• _The data_
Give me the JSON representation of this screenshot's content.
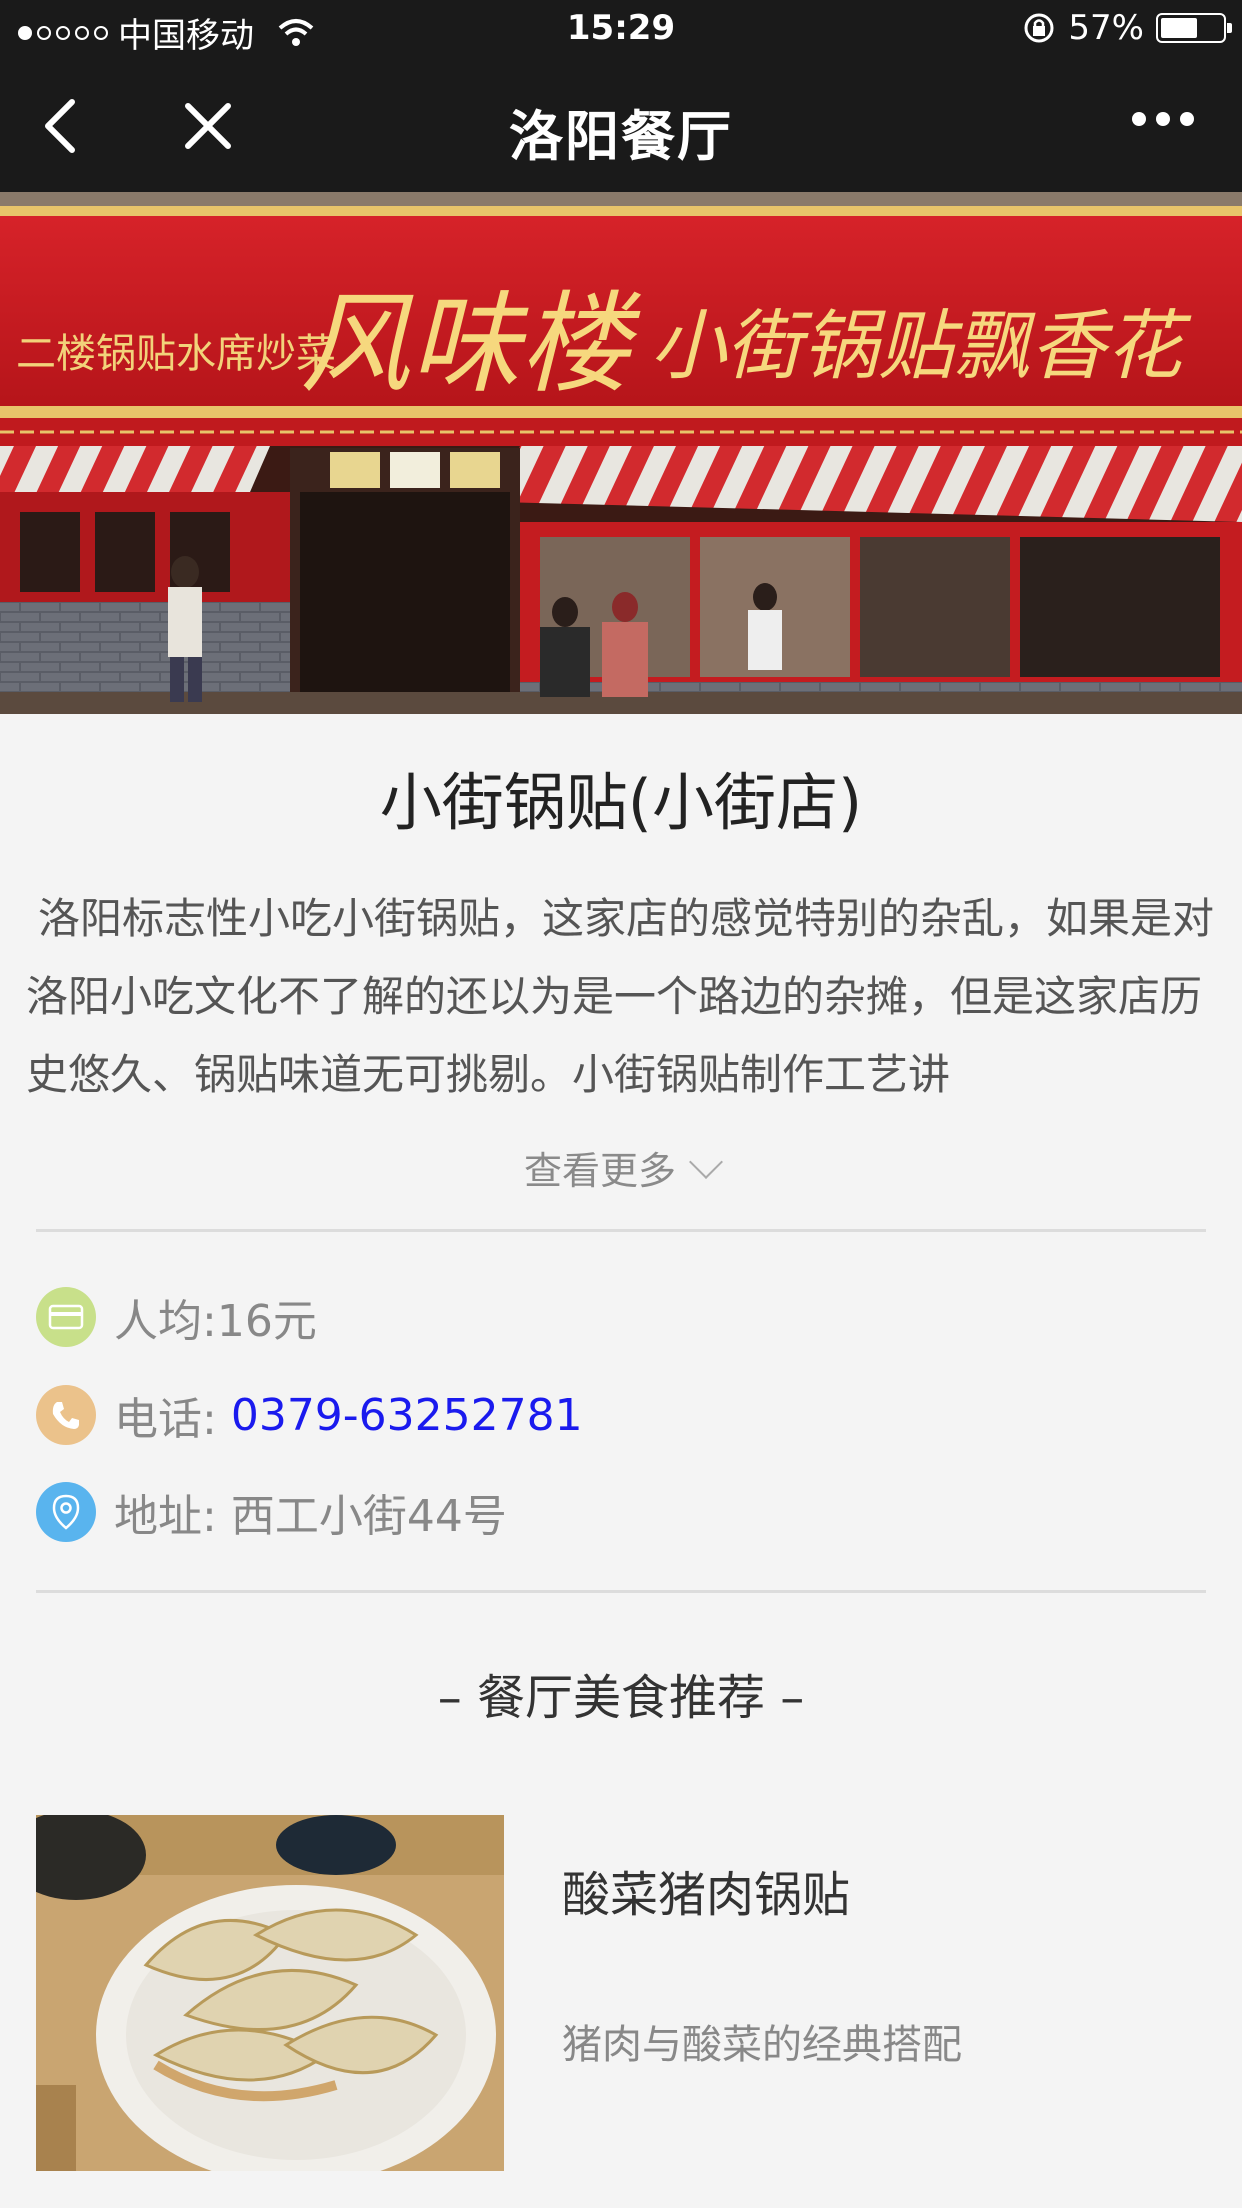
{
  "status_bar": {
    "carrier": "中国移动",
    "time": "15:29",
    "battery": "57%"
  },
  "nav": {
    "title": "洛阳餐厅"
  },
  "hero": {
    "sign_text_small": "二楼锅贴水席炒菜",
    "sign_text_main": "风味楼",
    "sign_text_right": "小街锅贴飘香花"
  },
  "store": {
    "title": "小街锅贴(小街店)",
    "description": "洛阳标志性小吃小街锅贴，这家店的感觉特别的杂乱，如果是对洛阳小吃文化不了解的还以为是一个路边的杂摊，但是这家店历史悠久、锅贴味道无可挑剔。小街锅贴制作工艺讲",
    "more_label": "查看更多"
  },
  "info": {
    "price_label": "人均: ",
    "price_value": "16元",
    "phone_label": "电话: ",
    "phone_value": "0379-63252781",
    "address_label": "地址: ",
    "address_value": "西工小街44号"
  },
  "section": {
    "title": "– 餐厅美食推荐 –"
  },
  "dishes": [
    {
      "name": "酸菜猪肉锅贴",
      "desc": "猪肉与酸菜的经典搭配"
    }
  ]
}
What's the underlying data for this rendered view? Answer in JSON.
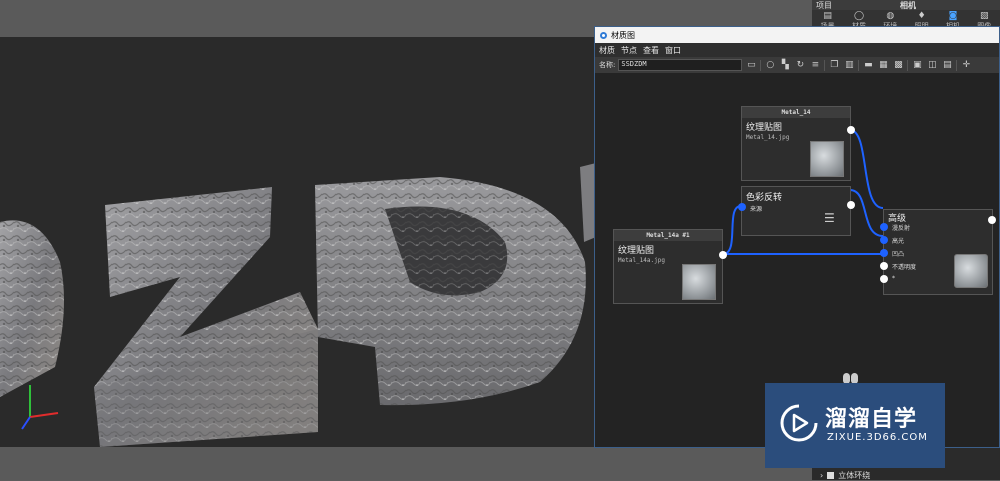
{
  "right_panel": {
    "header_left": "项目",
    "header_center": "相机",
    "tabs": [
      {
        "label": "场景",
        "icon": "scene-icon"
      },
      {
        "label": "材质",
        "icon": "material-icon"
      },
      {
        "label": "环境",
        "icon": "environment-icon"
      },
      {
        "label": "照明",
        "icon": "light-icon"
      },
      {
        "label": "相机",
        "icon": "camera-icon"
      },
      {
        "label": "图像",
        "icon": "image-icon"
      }
    ],
    "active_tab": "相机",
    "bottom_checkbox_label": "立体环绕"
  },
  "material_window": {
    "title": "材质图",
    "menu": [
      "材质",
      "节点",
      "查看",
      "窗口"
    ],
    "name_label": "名称:",
    "name_value": "SSDZDM",
    "nodes": {
      "metal14": {
        "header": "Metal_14",
        "title": "纹理贴图",
        "file": "Metal_14.jpg"
      },
      "invert": {
        "title": "色彩反转",
        "input_label": "来源"
      },
      "metal14a": {
        "header": "Metal_14a #1",
        "title": "纹理贴图",
        "file": "Metal_14a.jpg"
      },
      "advanced": {
        "title": "高级",
        "inputs": [
          "漫反射",
          "高光",
          "凹凸",
          "不透明度",
          "*"
        ]
      }
    }
  },
  "watermark": {
    "title": "溜溜自学",
    "url": "ZIXUE.3D66.COM"
  },
  "colors": {
    "accent": "#1e62ff",
    "watermark_bg": "#2b4d7c",
    "window_border": "#3c5f8a"
  }
}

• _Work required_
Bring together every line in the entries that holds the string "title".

• _Exercise response_
    "title": "洛阳餐厅"
    "title": "小街锅贴(小街店)",
    "title": "– 餐厅美食推荐 –"
    "title": "材质图",
        "title": "纹理贴图",
        "title": "色彩反转",
        "title": "纹理贴图",
        "title": "高级",
    "title": "溜溜自学",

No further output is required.